##### Exercise material #####

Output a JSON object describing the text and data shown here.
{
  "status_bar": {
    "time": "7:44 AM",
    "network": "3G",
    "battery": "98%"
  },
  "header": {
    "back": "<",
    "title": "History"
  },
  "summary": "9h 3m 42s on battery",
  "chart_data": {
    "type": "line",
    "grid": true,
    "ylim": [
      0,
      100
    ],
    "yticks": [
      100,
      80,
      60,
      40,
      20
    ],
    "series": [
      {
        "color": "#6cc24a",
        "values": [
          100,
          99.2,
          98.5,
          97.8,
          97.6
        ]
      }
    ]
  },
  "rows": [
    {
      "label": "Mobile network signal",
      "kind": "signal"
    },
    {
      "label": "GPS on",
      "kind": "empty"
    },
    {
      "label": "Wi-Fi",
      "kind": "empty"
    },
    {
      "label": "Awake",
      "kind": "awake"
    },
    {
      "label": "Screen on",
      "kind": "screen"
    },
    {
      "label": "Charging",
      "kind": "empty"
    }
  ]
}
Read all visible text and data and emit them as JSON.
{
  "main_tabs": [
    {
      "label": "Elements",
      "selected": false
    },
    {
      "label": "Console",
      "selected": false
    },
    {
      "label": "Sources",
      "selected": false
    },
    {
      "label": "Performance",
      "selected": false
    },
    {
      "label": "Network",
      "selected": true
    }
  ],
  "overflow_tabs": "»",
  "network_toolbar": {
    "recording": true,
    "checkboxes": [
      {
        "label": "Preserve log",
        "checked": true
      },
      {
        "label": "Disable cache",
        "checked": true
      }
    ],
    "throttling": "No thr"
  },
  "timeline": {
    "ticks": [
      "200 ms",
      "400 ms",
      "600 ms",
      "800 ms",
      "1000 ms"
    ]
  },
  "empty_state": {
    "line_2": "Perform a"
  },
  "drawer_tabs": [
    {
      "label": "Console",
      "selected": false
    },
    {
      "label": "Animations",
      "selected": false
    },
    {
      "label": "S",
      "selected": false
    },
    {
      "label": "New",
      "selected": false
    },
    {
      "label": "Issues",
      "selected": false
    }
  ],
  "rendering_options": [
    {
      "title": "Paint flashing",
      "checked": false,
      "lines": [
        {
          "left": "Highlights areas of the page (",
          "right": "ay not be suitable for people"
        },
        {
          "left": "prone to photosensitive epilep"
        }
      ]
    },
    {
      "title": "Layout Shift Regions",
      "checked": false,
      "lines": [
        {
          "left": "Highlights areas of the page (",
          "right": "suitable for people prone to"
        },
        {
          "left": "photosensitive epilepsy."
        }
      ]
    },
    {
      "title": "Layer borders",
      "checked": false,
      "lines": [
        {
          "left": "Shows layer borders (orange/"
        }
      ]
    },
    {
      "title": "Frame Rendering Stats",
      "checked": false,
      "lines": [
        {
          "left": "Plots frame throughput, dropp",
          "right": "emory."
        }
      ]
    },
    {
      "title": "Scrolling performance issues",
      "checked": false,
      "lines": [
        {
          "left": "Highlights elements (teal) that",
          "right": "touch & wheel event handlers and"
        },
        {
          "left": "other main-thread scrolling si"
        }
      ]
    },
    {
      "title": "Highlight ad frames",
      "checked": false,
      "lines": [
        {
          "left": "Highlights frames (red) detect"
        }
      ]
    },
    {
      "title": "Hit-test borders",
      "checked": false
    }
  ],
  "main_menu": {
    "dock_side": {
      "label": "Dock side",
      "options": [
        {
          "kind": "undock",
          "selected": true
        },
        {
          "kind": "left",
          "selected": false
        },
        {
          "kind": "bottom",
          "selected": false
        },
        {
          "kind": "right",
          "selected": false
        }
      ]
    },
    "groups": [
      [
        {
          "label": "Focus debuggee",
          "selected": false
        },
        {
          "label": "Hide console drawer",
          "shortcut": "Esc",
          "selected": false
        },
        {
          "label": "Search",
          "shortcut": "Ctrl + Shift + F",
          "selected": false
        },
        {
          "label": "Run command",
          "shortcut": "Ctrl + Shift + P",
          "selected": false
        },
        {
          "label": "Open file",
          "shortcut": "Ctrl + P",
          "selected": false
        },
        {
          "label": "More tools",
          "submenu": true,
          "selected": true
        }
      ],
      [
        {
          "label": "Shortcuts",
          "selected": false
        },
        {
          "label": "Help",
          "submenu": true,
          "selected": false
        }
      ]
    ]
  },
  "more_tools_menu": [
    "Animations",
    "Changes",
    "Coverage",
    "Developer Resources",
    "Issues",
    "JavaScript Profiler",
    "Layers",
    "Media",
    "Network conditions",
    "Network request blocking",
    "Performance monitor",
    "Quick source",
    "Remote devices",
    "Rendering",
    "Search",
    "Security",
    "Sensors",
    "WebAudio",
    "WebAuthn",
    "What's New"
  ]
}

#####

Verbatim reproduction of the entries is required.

Output a JSON object describing the text and data shown here.
{
  "status_bar": {
    "time": "7:44 AM",
    "network": "3G",
    "battery": "98%"
  },
  "header": {
    "back": "<",
    "title": "History"
  },
  "summary": "9h 3m 42s on battery",
  "chart_data": {
    "type": "line",
    "grid": true,
    "ylim": [
      0,
      100
    ],
    "yticks": [
      100,
      80,
      60,
      40,
      20
    ],
    "series": [
      {
        "color": "#6cc24a",
        "values": [
          100,
          99.2,
          98.5,
          97.8,
          97.6
        ]
      }
    ]
  },
  "rows": [
    {
      "label": "Mobile network signal",
      "kind": "signal"
    },
    {
      "label": "GPS on",
      "kind": "empty"
    },
    {
      "label": "Wi-Fi",
      "kind": "empty"
    },
    {
      "label": "Awake",
      "kind": "awake"
    },
    {
      "label": "Screen on",
      "kind": "screen"
    },
    {
      "label": "Charging",
      "kind": "empty"
    }
  ]
}
Read all visible text and data and emit them as JSON.
{
  "main_tabs": [
    {
      "label": "Elements",
      "selected": false
    },
    {
      "label": "Console",
      "selected": false
    },
    {
      "label": "Sources",
      "selected": false
    },
    {
      "label": "Performance",
      "selected": false
    },
    {
      "label": "Network",
      "selected": true
    }
  ],
  "overflow_tabs": "»",
  "network_toolbar": {
    "recording": true,
    "checkboxes": [
      {
        "label": "Preserve log",
        "checked": true
      },
      {
        "label": "Disable cache",
        "checked": true
      }
    ],
    "throttling": "No thr"
  },
  "timeline": {
    "ticks": [
      "200 ms",
      "400 ms",
      "600 ms",
      "800 ms",
      "1000 ms"
    ]
  },
  "empty_state": {
    "line_2": "Perform a"
  },
  "drawer_tabs": [
    {
      "label": "Console",
      "selected": false
    },
    {
      "label": "Animations",
      "selected": false
    },
    {
      "label": "S",
      "selected": false
    },
    {
      "label": "New",
      "selected": false
    },
    {
      "label": "Issues",
      "selected": false
    }
  ],
  "rendering_options": [
    {
      "title": "Paint flashing",
      "checked": false,
      "lines": [
        {
          "left": "Highlights areas of the page (",
          "right": "ay not be suitable for people"
        },
        {
          "left": "prone to photosensitive epilep"
        }
      ]
    },
    {
      "title": "Layout Shift Regions",
      "checked": false,
      "lines": [
        {
          "left": "Highlights areas of the page (",
          "right": "suitable for people prone to"
        },
        {
          "left": "photosensitive epilepsy."
        }
      ]
    },
    {
      "title": "Layer borders",
      "checked": false,
      "lines": [
        {
          "left": "Shows layer borders (orange/"
        }
      ]
    },
    {
      "title": "Frame Rendering Stats",
      "checked": false,
      "lines": [
        {
          "left": "Plots frame throughput, dropp",
          "right": "emory."
        }
      ]
    },
    {
      "title": "Scrolling performance issues",
      "checked": false,
      "lines": [
        {
          "left": "Highlights elements (teal) that",
          "right": "touch & wheel event handlers and"
        },
        {
          "left": "other main-thread scrolling si"
        }
      ]
    },
    {
      "title": "Highlight ad frames",
      "checked": false,
      "lines": [
        {
          "left": "Highlights frames (red) detect"
        }
      ]
    },
    {
      "title": "Hit-test borders",
      "checked": false
    }
  ],
  "main_menu": {
    "dock_side": {
      "label": "Dock side",
      "options": [
        {
          "kind": "undock",
          "selected": true
        },
        {
          "kind": "left",
          "selected": false
        },
        {
          "kind": "bottom",
          "selected": false
        },
        {
          "kind": "right",
          "selected": false
        }
      ]
    },
    "groups": [
      [
        {
          "label": "Focus debuggee",
          "selected": false
        },
        {
          "label": "Hide console drawer",
          "shortcut": "Esc",
          "selected": false
        },
        {
          "label": "Search",
          "shortcut": "Ctrl + Shift + F",
          "selected": false
        },
        {
          "label": "Run command",
          "shortcut": "Ctrl + Shift + P",
          "selected": false
        },
        {
          "label": "Open file",
          "shortcut": "Ctrl + P",
          "selected": false
        },
        {
          "label": "More tools",
          "submenu": true,
          "selected": true
        }
      ],
      [
        {
          "label": "Shortcuts",
          "selected": false
        },
        {
          "label": "Help",
          "submenu": true,
          "selected": false
        }
      ]
    ]
  },
  "more_tools_menu": [
    "Animations",
    "Changes",
    "Coverage",
    "Developer Resources",
    "Issues",
    "JavaScript Profiler",
    "Layers",
    "Media",
    "Network conditions",
    "Network request blocking",
    "Performance monitor",
    "Quick source",
    "Remote devices",
    "Rendering",
    "Search",
    "Security",
    "Sensors",
    "WebAudio",
    "WebAuthn",
    "What's New"
  ]
}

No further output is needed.